» AVAILABLE DATA
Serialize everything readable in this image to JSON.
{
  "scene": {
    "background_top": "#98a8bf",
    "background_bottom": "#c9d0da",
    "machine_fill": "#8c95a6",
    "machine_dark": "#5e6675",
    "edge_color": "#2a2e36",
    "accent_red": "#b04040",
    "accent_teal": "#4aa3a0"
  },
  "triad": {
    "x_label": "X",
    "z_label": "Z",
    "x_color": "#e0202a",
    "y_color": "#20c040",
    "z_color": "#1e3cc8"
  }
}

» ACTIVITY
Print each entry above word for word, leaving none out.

» PROBLEM SOLUTION
Serialize everything readable in this image to JSON.
{
  "scene": {
    "background_top": "#98a8bf",
    "background_bottom": "#c9d0da",
    "machine_fill": "#8c95a6",
    "machine_dark": "#5e6675",
    "edge_color": "#2a2e36",
    "accent_red": "#b04040",
    "accent_teal": "#4aa3a0"
  },
  "triad": {
    "x_label": "X",
    "z_label": "Z",
    "x_color": "#e0202a",
    "y_color": "#20c040",
    "z_color": "#1e3cc8"
  }
}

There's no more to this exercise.